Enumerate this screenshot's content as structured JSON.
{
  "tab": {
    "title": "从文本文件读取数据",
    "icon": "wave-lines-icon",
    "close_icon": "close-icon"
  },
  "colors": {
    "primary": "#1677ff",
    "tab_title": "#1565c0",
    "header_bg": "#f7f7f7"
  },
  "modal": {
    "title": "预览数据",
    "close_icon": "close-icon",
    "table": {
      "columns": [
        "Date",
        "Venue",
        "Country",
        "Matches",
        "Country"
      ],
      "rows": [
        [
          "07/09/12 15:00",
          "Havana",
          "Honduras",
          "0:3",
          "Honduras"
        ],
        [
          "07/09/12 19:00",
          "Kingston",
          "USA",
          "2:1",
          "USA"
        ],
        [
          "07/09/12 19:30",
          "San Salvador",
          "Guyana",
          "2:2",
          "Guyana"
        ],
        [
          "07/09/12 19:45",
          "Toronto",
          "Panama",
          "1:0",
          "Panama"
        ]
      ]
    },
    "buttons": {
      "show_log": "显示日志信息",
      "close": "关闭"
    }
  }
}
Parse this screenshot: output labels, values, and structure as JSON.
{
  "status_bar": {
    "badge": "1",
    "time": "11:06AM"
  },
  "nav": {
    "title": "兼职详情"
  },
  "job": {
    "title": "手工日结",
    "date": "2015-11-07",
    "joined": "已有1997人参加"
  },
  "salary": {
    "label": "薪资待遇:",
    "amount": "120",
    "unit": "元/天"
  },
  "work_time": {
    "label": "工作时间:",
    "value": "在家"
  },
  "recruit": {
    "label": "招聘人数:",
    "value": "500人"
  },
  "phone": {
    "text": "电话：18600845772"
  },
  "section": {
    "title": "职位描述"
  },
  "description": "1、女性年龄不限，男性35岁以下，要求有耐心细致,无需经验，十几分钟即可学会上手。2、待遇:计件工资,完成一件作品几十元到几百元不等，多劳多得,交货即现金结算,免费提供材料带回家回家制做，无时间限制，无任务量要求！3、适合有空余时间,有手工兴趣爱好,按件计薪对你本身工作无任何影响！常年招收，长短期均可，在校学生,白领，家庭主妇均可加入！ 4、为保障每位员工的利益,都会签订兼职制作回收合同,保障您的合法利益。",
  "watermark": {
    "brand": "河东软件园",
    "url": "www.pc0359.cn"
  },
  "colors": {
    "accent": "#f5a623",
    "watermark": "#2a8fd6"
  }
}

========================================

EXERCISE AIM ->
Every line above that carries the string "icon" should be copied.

REPLY TO THE EXERCISE ->
    "icon": "wave-lines-icon",
    "close_icon": "close-icon"
    "close_icon": "close-icon",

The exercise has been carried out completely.